Dylan Kerr embarks on a new chapter in his career after leaving the Spireites academy to take up the role of head coach at Kenyan club Gor Mahia.
In an exclusive interview with iFollow Spireites before his departure, Kerr explained how things moved very quickly after he was sounded out by a former colleague last week.
He said: “On Thursday of last week, I was contacted by a friend of mine who is a former goalkeeping coach, currently working for a club in Tanzania, who asked if I would be interested in going to work with him at a club in Kenya.
“On Tuesday, they made an official offer and I chose to accept. Then on Wednesday I received a message stating that I had been appointed as head coach for the club. I’ve been told in African football it’s very slow right up until something needs to be done so that is something that I might have to adapt to.”
Kerr, who has held various overseas coaching roles, is relishing the challenge he is facing in Africa. “It’s unbelievably exciting because it’s a massive club,” he said. “Gor Mahia are the biggest team in Kenya and they’ve always been in the top two over the past few years. They’re mid-season at the moment and they’ve still got 15 league games. They’re joint top, so it’s not going to be easy.
“The expectation level is massive, but I wouldn’t have accepted the challenge if I didn’t think I was strong enough or didn’t think I had the personal attributes to put over my point of view because it’s worked in South African, Vietnam and Tanzania.
“They’ve got a cup game on Sunday (today), which I’ll watch. Then on Thursday, we play in a pre-season friendly against Everton in Tanzania, which is going to be my first game in charge. I’ve been in Tanzania before with a team called Simba. They’re mad about the Premier League so I’m expecting there’s going to be 70,000 there!”

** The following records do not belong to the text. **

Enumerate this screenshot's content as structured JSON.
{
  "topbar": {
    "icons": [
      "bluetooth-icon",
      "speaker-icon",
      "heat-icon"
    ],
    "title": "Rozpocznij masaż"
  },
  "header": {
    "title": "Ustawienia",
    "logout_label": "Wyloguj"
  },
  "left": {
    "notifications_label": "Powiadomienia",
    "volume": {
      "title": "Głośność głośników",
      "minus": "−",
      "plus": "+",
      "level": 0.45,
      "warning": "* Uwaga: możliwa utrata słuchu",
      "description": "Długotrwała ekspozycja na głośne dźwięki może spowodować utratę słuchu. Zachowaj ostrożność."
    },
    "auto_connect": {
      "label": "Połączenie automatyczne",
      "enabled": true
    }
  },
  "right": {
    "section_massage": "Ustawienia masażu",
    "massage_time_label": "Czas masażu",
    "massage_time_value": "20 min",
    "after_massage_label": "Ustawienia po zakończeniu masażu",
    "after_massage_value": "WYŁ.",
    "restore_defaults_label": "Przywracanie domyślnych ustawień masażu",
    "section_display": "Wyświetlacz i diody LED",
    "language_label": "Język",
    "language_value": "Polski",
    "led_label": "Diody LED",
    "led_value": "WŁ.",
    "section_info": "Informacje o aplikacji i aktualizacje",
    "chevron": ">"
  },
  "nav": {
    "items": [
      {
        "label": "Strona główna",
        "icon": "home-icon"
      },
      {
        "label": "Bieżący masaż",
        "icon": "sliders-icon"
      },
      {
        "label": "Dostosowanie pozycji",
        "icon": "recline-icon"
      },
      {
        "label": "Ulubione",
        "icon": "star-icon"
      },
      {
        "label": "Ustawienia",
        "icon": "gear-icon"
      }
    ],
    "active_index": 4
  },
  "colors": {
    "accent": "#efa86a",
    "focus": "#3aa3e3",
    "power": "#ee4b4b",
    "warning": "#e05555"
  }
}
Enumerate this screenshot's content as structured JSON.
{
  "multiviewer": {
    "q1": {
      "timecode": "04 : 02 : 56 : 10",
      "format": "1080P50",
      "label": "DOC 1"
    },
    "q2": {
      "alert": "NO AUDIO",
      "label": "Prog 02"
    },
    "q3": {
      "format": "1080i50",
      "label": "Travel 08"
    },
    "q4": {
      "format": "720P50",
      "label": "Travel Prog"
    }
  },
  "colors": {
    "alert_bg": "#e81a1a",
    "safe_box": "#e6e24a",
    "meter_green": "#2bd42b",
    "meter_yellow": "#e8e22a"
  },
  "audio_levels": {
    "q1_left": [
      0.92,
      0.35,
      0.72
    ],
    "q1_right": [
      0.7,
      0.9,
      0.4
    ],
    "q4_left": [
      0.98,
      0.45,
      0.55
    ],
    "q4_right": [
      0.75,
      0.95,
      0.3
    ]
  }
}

Kerr is looking forward to working with some talented players. “As you can tell just by looking at some of the top teams in the Premier League, there are so many English-African and American-African players and they are all so skilful,” he commented.
“They are gifted because they’ve played football from a young age and that’s all they’ve ever done. They haven’t got iPhones and iPads and all the luxuries like we Europeans have got.
“They are strong and powerful and they’ve got load of energy. Their endurance is outstanding due to the heat they are used to playing in. My belief is to go and give them a bit of a organisation and tactical nous, get them to enjoy their football and ultimately my remit is to finish top of the league.”
Kerr was only appointed lead coach for the professional development stage last November, but his time at the Proact was productive, helping a number of youngsters to progress to the first team. “They do promote from within and I’m proud to say that during my time with the club I’ve assisted five youth team players in getting their first pro contracts,” said the 50-year-old Yorkshireman.
“It was a tough decision to go because everybody at the club is fantastic and they’ve always made me feel welcome. I’d like to thank Ashley Carson for allowing me to go at such short notice and I’d like to also say a big thank you to the academy staff such as Mark Smith and John Knapper.
“I am disappointed to leave the guys here, but I will be keeping in touch with the club through Twitter as I am very interested to see how my boys get on. As I’ve always said, ‘Once a Spireite, always a Spireite’!”